I must make it more clear, what I mean by "just presence". If you are in love with someone, then there are moments when you are not doing anything. You are just present by your lover's or beloved's side: just present, totally silent; you are not even loving each other -- just present. A very strange phenomenon happens. Ordinarily, our existence is linear. We exist in a line, in a sequence -- "my past, my present, my future": this is a line. I move on my track, you move on your track. We have our tracks, linear tracks, I moving on mine, you moving on yours. Really, we never meet. We are parallel lines -- no meeting. Even if we are crowded there is no meeting, because you are on your track and I am on my track; you belong to your past, I belong to my past; my present is born out of my past, your present is born out of your past. Your future will be a causal sequence of your past and present, and mine will be of mine.

So we move on tracks -- linear tracks, one-line tracks., There is no meeting. Only lovers meet because, suddenly, when you are just present with someone, a different time comes into existence. You both meet in a single moment, and this moment neither belongs to you nor to your lover. This is something new. This is neither out of your past nor out of your lover's past. Time moves in a different dimension -- not linear, not from the past to the future, but one present with another present. And there is a meeting between two present moments -- a different dimension. This dimension is known as the dimension of eternity, so lovers have said that one moment of love is eternity unto itself. It never ends. It has no future, it has no past. It is just present here and now.

This is what I mean when I say that if you can listen not with your past, not with your future, but with such a totality that in the present moment only your presence remains; if you can listen silently, passively; if you can just be present here and now; if this very moment is enough -- then a different dimension will open. And the Upanishadic message can penetrate only in that dimension.

That is what is meant when it is said that the essence of the Upanishads is eternal. It does not mean permanent. It only means a different dimension of time in which there is no future and no past. So you will have to move in a different way -- in your inner time. And with that inner change, words begin to take a different shape and a different significance is born out of them.

We use similar words. Everyone uses the same words, but with a different mind the words have a different meaning. For example, a doctor asks a patient, "How are you?" and at a casual meeting on the street, you ask someone, "How are you?" and a lover asks a beloved, "How are you?" -- the words are the same, but is the meaning the same? When a doctor asks a patient, "How are you?" does it mean the same as when a lover asks a beloved, "How are you?" A different significance comes into being.

The Upanishads cannot be understood in an ordinary way. That is how scholars miss the whole point, linguists miss the whole point, pundits miss the whole point. They work with language. with grammar, with everything that is pertinent, but still they miss. Why do they miss? The missing happens because their inner time is linear. They are working with their intellect. not with their being.
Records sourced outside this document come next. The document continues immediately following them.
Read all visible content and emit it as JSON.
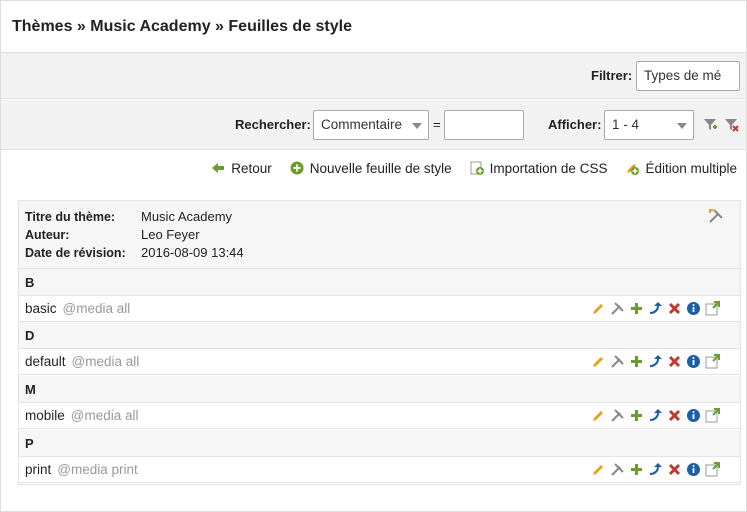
{
  "breadcrumb": "Thèmes » Music Academy » Feuilles de style",
  "filter": {
    "label": "Filtrer:",
    "value": "Types de mé"
  },
  "search": {
    "label": "Rechercher:",
    "field_value": "Commentaire",
    "operator": "=",
    "query": "",
    "show_label": "Afficher:",
    "show_value": "1 - 4"
  },
  "actions": {
    "back": "Retour",
    "new": "Nouvelle feuille de style",
    "import": "Importation de CSS",
    "multi": "Édition multiple"
  },
  "theme": {
    "title_label": "Titre du thème:",
    "title": "Music Academy",
    "author_label": "Auteur:",
    "author": "Leo Feyer",
    "date_label": "Date de révision:",
    "date": "2016-08-09 13:44"
  },
  "groups": [
    {
      "letter": "B",
      "name": "basic",
      "media": "@media all"
    },
    {
      "letter": "D",
      "name": "default",
      "media": "@media all"
    },
    {
      "letter": "M",
      "name": "mobile",
      "media": "@media all"
    },
    {
      "letter": "P",
      "name": "print",
      "media": "@media print"
    }
  ],
  "colors": {
    "accent_green": "#6a9e2c",
    "delete_red": "#c0392b",
    "info_blue": "#1c5fa5",
    "pencil_orange": "#e3a21a"
  }
}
Really, they are working on the Upanishad: they are not allowing the Upanishad to work upon them. That is what I mean when I say to just be present: then the Upanishad can work upon you -- and that can be a transformation. That can transport you to different planes of existence.